I was gardening.
I just didn’t get why he was so bothered. I didn’t mind if he felt it was time to sit down with a beer. Why should he mind if I wanted to have my own beer while up to my elbows in mud and mulch? I asked him that question every time he looked with disdain on my latest project. He never answered.
Over the years, I transplanted a dozen trees, shrubs and perennials from locations they’d outgrown to places where they thrived. I added more than three dozen new plants and trees. The year my father passed away, I planted a dwarf blue spruce in his memory. The variety? Fat Albert. It felt like a private little joke, as my dad’s name was Albert, but he was anything but fat. I ran a 300 foot extension cord to the tree and decked it out in little white lights so it would sparkle in the darkest of winter nights. I loved looking out my bedroom window on snowy evenings, the twinkle of that tree in the midst of my sleeping gardens making the child in me think of the lamppost in the woods of Narnia.
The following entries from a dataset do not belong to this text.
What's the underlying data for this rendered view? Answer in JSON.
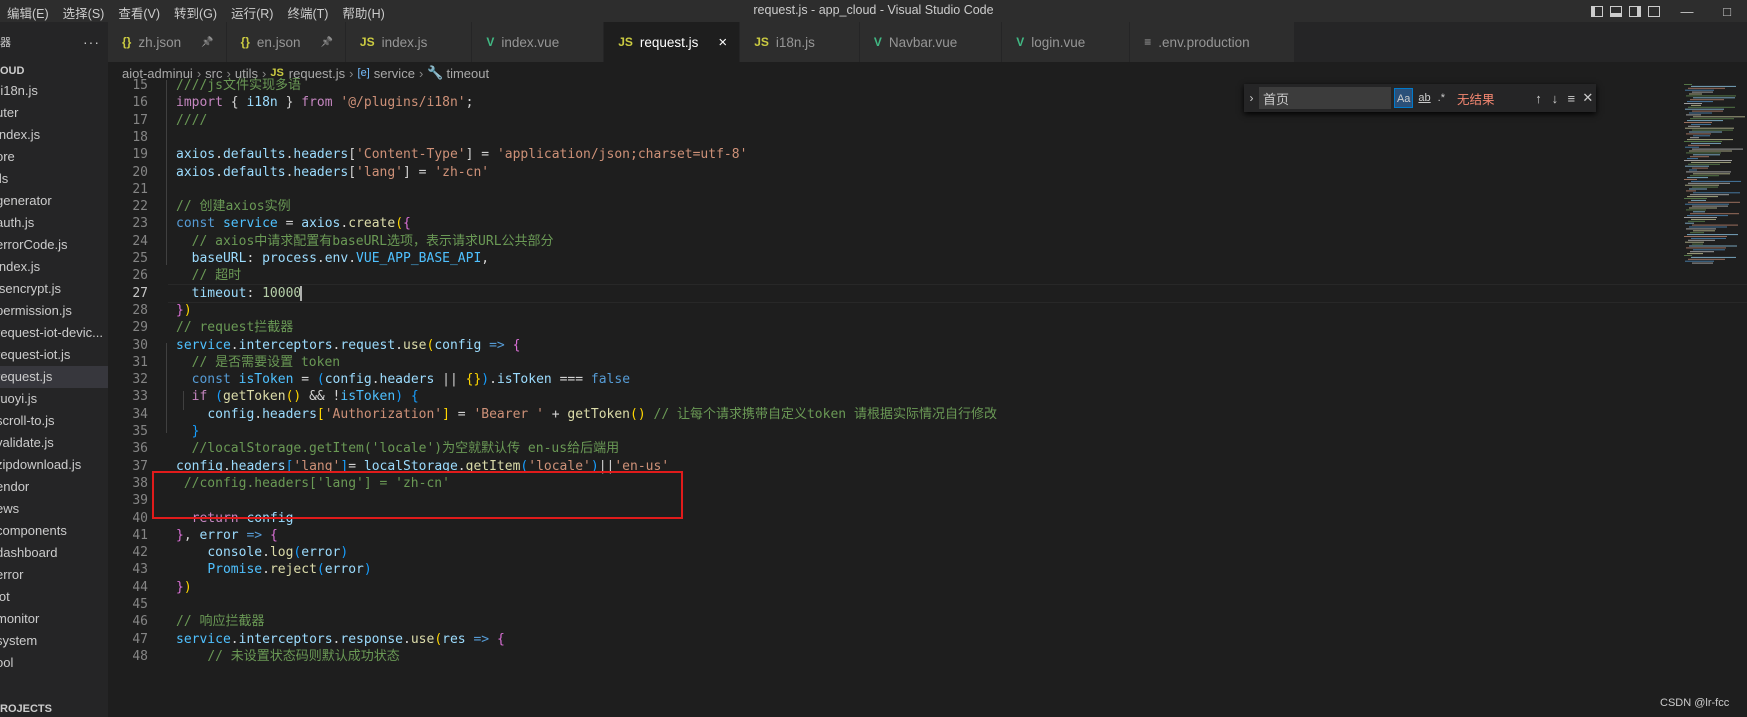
{
  "window": {
    "title": "request.js - app_cloud - Visual Studio Code"
  },
  "menu": [
    "编辑(E)",
    "选择(S)",
    "查看(V)",
    "转到(G)",
    "运行(R)",
    "终端(T)",
    "帮助(H)"
  ],
  "sidebar": {
    "header": "器",
    "root": "OUD",
    "items": [
      {
        "label": "-i18n.js",
        "active": false
      },
      {
        "label": "uter",
        "active": false
      },
      {
        "label": "index.js",
        "active": false
      },
      {
        "label": "ore",
        "active": false
      },
      {
        "label": "ils",
        "active": false
      },
      {
        "label": "generator",
        "active": false
      },
      {
        "label": "auth.js",
        "active": false
      },
      {
        "label": "errorCode.js",
        "active": false
      },
      {
        "label": "index.js",
        "active": false
      },
      {
        "label": "jsencrypt.js",
        "active": false
      },
      {
        "label": "permission.js",
        "active": false
      },
      {
        "label": "request-iot-devic...",
        "active": false
      },
      {
        "label": "request-iot.js",
        "active": false
      },
      {
        "label": "request.js",
        "active": true
      },
      {
        "label": "ruoyi.js",
        "active": false
      },
      {
        "label": "scroll-to.js",
        "active": false
      },
      {
        "label": "validate.js",
        "active": false
      },
      {
        "label": "zipdownload.js",
        "active": false
      },
      {
        "label": "endor",
        "active": false
      },
      {
        "label": "ews",
        "active": false
      },
      {
        "label": "components",
        "active": false
      },
      {
        "label": "dashboard",
        "active": false
      },
      {
        "label": "error",
        "active": false
      },
      {
        "label": "iot",
        "active": false
      },
      {
        "label": "monitor",
        "active": false
      },
      {
        "label": "system",
        "active": false
      },
      {
        "label": "ool",
        "active": false
      }
    ],
    "footer": "ROJECTS"
  },
  "tabs": [
    {
      "label": "zh.json",
      "icon": "{}",
      "icon_color": "#cbcb41",
      "pinned": true,
      "active": false
    },
    {
      "label": "en.json",
      "icon": "{}",
      "icon_color": "#cbcb41",
      "pinned": true,
      "active": false
    },
    {
      "label": "index.js",
      "icon": "JS",
      "icon_color": "#cbcb41",
      "active": false
    },
    {
      "label": "index.vue",
      "icon": "V",
      "icon_color": "#41b883",
      "active": false
    },
    {
      "label": "request.js",
      "icon": "JS",
      "icon_color": "#cbcb41",
      "active": true
    },
    {
      "label": "i18n.js",
      "icon": "JS",
      "icon_color": "#cbcb41",
      "active": false
    },
    {
      "label": "Navbar.vue",
      "icon": "V",
      "icon_color": "#41b883",
      "active": false
    },
    {
      "label": "login.vue",
      "icon": "V",
      "icon_color": "#41b883",
      "active": false
    },
    {
      "label": ".env.production",
      "icon": "≡",
      "icon_color": "#a0a0a0",
      "active": false
    }
  ],
  "breadcrumb": {
    "project": "aiot-adminui",
    "folder1": "src",
    "folder2": "utils",
    "file": "request.js",
    "symbol1": "service",
    "symbol2": "timeout"
  },
  "find": {
    "value": "首页",
    "case_label": "Aa",
    "word_label": "ab",
    "regex_label": ".*",
    "no_results": "无结果"
  },
  "editor": {
    "current_line": 27,
    "lines": [
      {
        "n": 15,
        "tokens": [
          [
            "cm",
            "////js文件实现多语"
          ]
        ]
      },
      {
        "n": 16,
        "tokens": [
          [
            "ctl",
            "import"
          ],
          [
            "pl",
            " { "
          ],
          [
            "var",
            "i18n"
          ],
          [
            "pl",
            " } "
          ],
          [
            "ctl",
            "from"
          ],
          [
            "pl",
            " "
          ],
          [
            "str",
            "'@/plugins/i18n'"
          ],
          [
            "pl",
            ";"
          ]
        ]
      },
      {
        "n": 17,
        "tokens": [
          [
            "cm",
            "////"
          ]
        ]
      },
      {
        "n": 18,
        "tokens": []
      },
      {
        "n": 19,
        "tokens": [
          [
            "var",
            "axios"
          ],
          [
            "pl",
            "."
          ],
          [
            "var",
            "defaults"
          ],
          [
            "pl",
            "."
          ],
          [
            "var",
            "headers"
          ],
          [
            "pl",
            "["
          ],
          [
            "str",
            "'Content-Type'"
          ],
          [
            "pl",
            "] = "
          ],
          [
            "str",
            "'application/json;charset=utf-8'"
          ]
        ]
      },
      {
        "n": 20,
        "tokens": [
          [
            "var",
            "axios"
          ],
          [
            "pl",
            "."
          ],
          [
            "var",
            "defaults"
          ],
          [
            "pl",
            "."
          ],
          [
            "var",
            "headers"
          ],
          [
            "pl",
            "["
          ],
          [
            "str",
            "'lang'"
          ],
          [
            "pl",
            "] = "
          ],
          [
            "str",
            "'zh-cn'"
          ]
        ]
      },
      {
        "n": 21,
        "tokens": []
      },
      {
        "n": 22,
        "tokens": [
          [
            "cm",
            "// 创建axios实例"
          ]
        ]
      },
      {
        "n": 23,
        "tokens": [
          [
            "kw",
            "const"
          ],
          [
            "pl",
            " "
          ],
          [
            "cst",
            "service"
          ],
          [
            "pl",
            " = "
          ],
          [
            "var",
            "axios"
          ],
          [
            "pl",
            "."
          ],
          [
            "fn",
            "create"
          ],
          [
            "br",
            "("
          ],
          [
            "br2",
            "{"
          ]
        ]
      },
      {
        "n": 24,
        "tokens": [
          [
            "pl",
            "  "
          ],
          [
            "cm",
            "// axios中请求配置有baseURL选项，表示请求URL公共部分"
          ]
        ]
      },
      {
        "n": 25,
        "tokens": [
          [
            "pl",
            "  "
          ],
          [
            "var",
            "baseURL"
          ],
          [
            "pl",
            ": "
          ],
          [
            "var",
            "process"
          ],
          [
            "pl",
            "."
          ],
          [
            "var",
            "env"
          ],
          [
            "pl",
            "."
          ],
          [
            "cst",
            "VUE_APP_BASE_API"
          ],
          [
            "pl",
            ","
          ]
        ]
      },
      {
        "n": 26,
        "tokens": [
          [
            "pl",
            "  "
          ],
          [
            "cm",
            "// 超时"
          ]
        ]
      },
      {
        "n": 27,
        "tokens": [
          [
            "pl",
            "  "
          ],
          [
            "var",
            "timeout"
          ],
          [
            "pl",
            ": "
          ],
          [
            "num",
            "10000"
          ]
        ]
      },
      {
        "n": 28,
        "tokens": [
          [
            "br2",
            "}"
          ],
          [
            "br",
            ")"
          ]
        ]
      },
      {
        "n": 29,
        "tokens": [
          [
            "cm",
            "// request拦截器"
          ]
        ]
      },
      {
        "n": 30,
        "tokens": [
          [
            "cst",
            "service"
          ],
          [
            "pl",
            "."
          ],
          [
            "var",
            "interceptors"
          ],
          [
            "pl",
            "."
          ],
          [
            "var",
            "request"
          ],
          [
            "pl",
            "."
          ],
          [
            "fn",
            "use"
          ],
          [
            "br",
            "("
          ],
          [
            "var",
            "config"
          ],
          [
            "pl",
            " "
          ],
          [
            "kw",
            "=>"
          ],
          [
            "pl",
            " "
          ],
          [
            "br2",
            "{"
          ]
        ]
      },
      {
        "n": 31,
        "tokens": [
          [
            "pl",
            "  "
          ],
          [
            "cm",
            "// 是否需要设置 token"
          ]
        ]
      },
      {
        "n": 32,
        "tokens": [
          [
            "pl",
            "  "
          ],
          [
            "kw",
            "const"
          ],
          [
            "pl",
            " "
          ],
          [
            "cst",
            "isToken"
          ],
          [
            "pl",
            " = "
          ],
          [
            "br3",
            "("
          ],
          [
            "var",
            "config"
          ],
          [
            "pl",
            "."
          ],
          [
            "var",
            "headers"
          ],
          [
            "pl",
            " || "
          ],
          [
            "br",
            "{}"
          ],
          [
            "br3",
            ")"
          ],
          [
            "pl",
            "."
          ],
          [
            "var",
            "isToken"
          ],
          [
            "pl",
            " === "
          ],
          [
            "kw",
            "false"
          ]
        ]
      },
      {
        "n": 33,
        "tokens": [
          [
            "pl",
            "  "
          ],
          [
            "ctl",
            "if"
          ],
          [
            "pl",
            " "
          ],
          [
            "br3",
            "("
          ],
          [
            "fn",
            "getToken"
          ],
          [
            "br",
            "()"
          ],
          [
            "pl",
            " && !"
          ],
          [
            "cst",
            "isToken"
          ],
          [
            "br3",
            ")"
          ],
          [
            "pl",
            " "
          ],
          [
            "br3",
            "{"
          ]
        ]
      },
      {
        "n": 34,
        "tokens": [
          [
            "pl",
            "    "
          ],
          [
            "var",
            "config"
          ],
          [
            "pl",
            "."
          ],
          [
            "var",
            "headers"
          ],
          [
            "br",
            "["
          ],
          [
            "str",
            "'Authorization'"
          ],
          [
            "br",
            "]"
          ],
          [
            "pl",
            " = "
          ],
          [
            "str",
            "'Bearer '"
          ],
          [
            "pl",
            " + "
          ],
          [
            "fn",
            "getToken"
          ],
          [
            "br",
            "()"
          ],
          [
            "pl",
            " "
          ],
          [
            "cm",
            "// 让每个请求携带自定义token 请根据实际情况自行修改"
          ]
        ]
      },
      {
        "n": 35,
        "tokens": [
          [
            "pl",
            "  "
          ],
          [
            "br3",
            "}"
          ]
        ]
      },
      {
        "n": 36,
        "tokens": [
          [
            "pl",
            "  "
          ],
          [
            "cm",
            "//localStorage.getItem('locale')为空就默认传 en-us给后端用"
          ]
        ]
      },
      {
        "n": 37,
        "tokens": [
          [
            "var",
            "config"
          ],
          [
            "pl",
            "."
          ],
          [
            "var",
            "headers"
          ],
          [
            "br3",
            "["
          ],
          [
            "str",
            "'lang'"
          ],
          [
            "br3",
            "]"
          ],
          [
            "pl",
            "= "
          ],
          [
            "var",
            "localStorage"
          ],
          [
            "pl",
            "."
          ],
          [
            "fn",
            "getItem"
          ],
          [
            "br3",
            "("
          ],
          [
            "str",
            "'locale'"
          ],
          [
            "br3",
            ")"
          ],
          [
            "pl",
            "||"
          ],
          [
            "str",
            "'en-us'"
          ]
        ]
      },
      {
        "n": 38,
        "tokens": [
          [
            "pl",
            " "
          ],
          [
            "cm",
            "//config.headers['lang'] = 'zh-cn'"
          ]
        ]
      },
      {
        "n": 39,
        "tokens": []
      },
      {
        "n": 40,
        "tokens": [
          [
            "pl",
            "  "
          ],
          [
            "ctl",
            "return"
          ],
          [
            "pl",
            " "
          ],
          [
            "var",
            "config"
          ]
        ]
      },
      {
        "n": 41,
        "tokens": [
          [
            "br2",
            "}"
          ],
          [
            "pl",
            ", "
          ],
          [
            "var",
            "error"
          ],
          [
            "pl",
            " "
          ],
          [
            "kw",
            "=>"
          ],
          [
            "pl",
            " "
          ],
          [
            "br2",
            "{"
          ]
        ]
      },
      {
        "n": 42,
        "tokens": [
          [
            "pl",
            "    "
          ],
          [
            "var",
            "console"
          ],
          [
            "pl",
            "."
          ],
          [
            "fn",
            "log"
          ],
          [
            "br3",
            "("
          ],
          [
            "var",
            "error"
          ],
          [
            "br3",
            ")"
          ]
        ]
      },
      {
        "n": 43,
        "tokens": [
          [
            "pl",
            "    "
          ],
          [
            "cst",
            "Promise"
          ],
          [
            "pl",
            "."
          ],
          [
            "fn",
            "reject"
          ],
          [
            "br3",
            "("
          ],
          [
            "var",
            "error"
          ],
          [
            "br3",
            ")"
          ]
        ]
      },
      {
        "n": 44,
        "tokens": [
          [
            "br2",
            "}"
          ],
          [
            "br",
            ")"
          ]
        ]
      },
      {
        "n": 45,
        "tokens": []
      },
      {
        "n": 46,
        "tokens": [
          [
            "cm",
            "// 响应拦截器"
          ]
        ]
      },
      {
        "n": 47,
        "tokens": [
          [
            "cst",
            "service"
          ],
          [
            "pl",
            "."
          ],
          [
            "var",
            "interceptors"
          ],
          [
            "pl",
            "."
          ],
          [
            "var",
            "response"
          ],
          [
            "pl",
            "."
          ],
          [
            "fn",
            "use"
          ],
          [
            "br",
            "("
          ],
          [
            "var",
            "res"
          ],
          [
            "pl",
            " "
          ],
          [
            "kw",
            "=>"
          ],
          [
            "pl",
            " "
          ],
          [
            "br2",
            "{"
          ]
        ]
      },
      {
        "n": 48,
        "tokens": [
          [
            "pl",
            "    "
          ],
          [
            "cm",
            "// 未设置状态码则默认成功状态"
          ]
        ]
      }
    ]
  },
  "watermark": "CSDN @lr-fcc"
}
Recently, I greeted the real estate appraiser who’d come to our house as part of the divorce settlement process. “I love your gardens!” she said as we walked the property. “Great curb appeal.” As she gushed over the lilacs, the hydrangea, the multiple varieties of holly, I felt faint. While for years the story I’d told myself was that I was building a happy home, I realized every single shrub and flower bed held the memory of an argument.
"Some women buy shoes," I’d once told The Ex teasingly. "I buy plants."
He never cracked a smile.
I never did learn what he so disliked about my gardening. Was it that it took time away from him? Was it that it cost money he felt shouldn’t be spent? Was it that he’d been assaulted in childhood by a rogue rhododendron?
In the end, I don’t suppose the “why” of it matters. The gardens I planted are no longer mine. They are browning in the late summer, and I am moving on. They will bloom again in the spring, and if The Ex doesn’t tend to them, I imagine my badass gardener self will suit up all in black and creep into the yard at midnight to prune and weed and water.
When you hear of a woman in South County arrested for trespassing andgardening at night, you’ll know just who they’re talking about.